Ever since the 1981 publication of her stunning debut, Housekeeping, Marilynne Robinson has built a sterling reputation as a writer of sharp, subtly moving prose, not only as a major American novelist (her second novel, Gilead, was awarded the Pulitzer Prize) but also a rigorous thinker and incisive essayist. Her compelling and demanding collection The Death of Adam-in which she reflected on her Presbyterian upbringing, investigated the roots of Midwestern abolitionism, and mounted a memorable defense of Calvinism-is respected as a classic of the genre, praised by Doris Lessing as "a useful antidote to the increasingly crude and slogan-loving culture we inhabit." In When I Was a Child I Read Books she returns to and expands upon the themes which have preoccupied her work with renewed vigor.
In "Austerity as Ideology," she tackles the global debt crisis, and the charged political and social political climate in this country that makes finding a solution to our financial troubles so challengin. In "Open Thy Hand Wide" she searches out the deeply embedded role of generosity in Christian faith. And in "When I Was a Child," one of her most personal essays to date, an account of her childhood in Idaho becomes an exploration of individualism and the myth of the American West. Clear-eyed and forceful as ever, Robinson demonstrates once again why she is regarded as one of our essential writers.
Praise for "Home"

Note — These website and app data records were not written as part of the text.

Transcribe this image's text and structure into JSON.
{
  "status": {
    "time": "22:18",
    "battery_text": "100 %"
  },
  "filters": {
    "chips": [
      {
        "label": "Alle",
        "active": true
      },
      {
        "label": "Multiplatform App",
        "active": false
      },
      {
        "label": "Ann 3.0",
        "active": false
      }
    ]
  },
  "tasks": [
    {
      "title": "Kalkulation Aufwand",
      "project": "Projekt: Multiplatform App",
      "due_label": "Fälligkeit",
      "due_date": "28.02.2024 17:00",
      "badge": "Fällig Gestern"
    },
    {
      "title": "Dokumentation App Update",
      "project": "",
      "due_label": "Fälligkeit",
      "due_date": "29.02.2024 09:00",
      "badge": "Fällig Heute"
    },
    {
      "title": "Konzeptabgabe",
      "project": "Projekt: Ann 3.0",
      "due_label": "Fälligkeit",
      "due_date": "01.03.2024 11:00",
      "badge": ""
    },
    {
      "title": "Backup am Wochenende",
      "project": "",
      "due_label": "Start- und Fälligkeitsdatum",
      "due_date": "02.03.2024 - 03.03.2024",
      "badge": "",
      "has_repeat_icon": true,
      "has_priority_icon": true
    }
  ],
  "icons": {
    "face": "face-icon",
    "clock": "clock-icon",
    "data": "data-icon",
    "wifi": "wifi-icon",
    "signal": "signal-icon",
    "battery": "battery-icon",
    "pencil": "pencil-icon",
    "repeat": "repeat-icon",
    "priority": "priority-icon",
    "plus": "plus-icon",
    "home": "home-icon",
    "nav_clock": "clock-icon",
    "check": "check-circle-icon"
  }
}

"The language of "Home" ... enables [Robinson] to render relationships with a new depth. As the characters circle one another, the story moves from moment to moment of direct, gathered feeling . . . [Robinson] rules her fictional domain with absolute authority. Of the soul, and its wanderings, and its struggles to find a way home, she is a modern master." --William Deresiewicz, "The Nation"
"["Home"] is a stunning novel, meditative and compelling, incantatory, breathtaking and ultimately devastating. Who knew that novels could still be like this?" --Nicola Barr, "The Guardian"
Praise for "Gilead"
"At a moment in cultural history dominated by the shallow, the superficial, the quick fix, Marilynne Robinson is a miraculous anomaly: a writer who thoughtfully, carefully, and tenaciously explores some of the deepest questions confronting the human species . . . Poignant, absorbing, lyrical . . . Robinson manages to convey the miracle of existence itself." --Merle Rubin, "Los Angeles Times Book Review"
"So serenely beautiful and written in a prose so gravely measured and thoughtful, that one feels touched with grace just to read it." --Michael Dirda, "The Washington Post"
"Praise for The Death of Adam"
"One of Robinson's great merits as an essayist is her refusal to take her opinions secondhand. Her book is a goad to renewed curiosity." --Roger Kimball, "New York Times Book Review"
"Robinson's thinking is all in the service of humanity's survival, spiritually and environmentally." --Charles Baxter
Praise for "When I Was a Child I Read Books"
"Brilliant . . . As the credo of a liberal Christian, Robinson's new book of essays stands on its own. But it is also an illuminating commentary on her novels . . . This collection is a rewarding reminder that the author's faith infuses every word she writes . . . Like every good preacher, Marilynne Robinson judges others while including herself--in theory at least--in the judgment." --Andrew D
Number Of Pages: 206
Published: 13th March 2012
Dimensions (cm): 22.4 x 14.1 x 2.1
Weight (kg): 0.34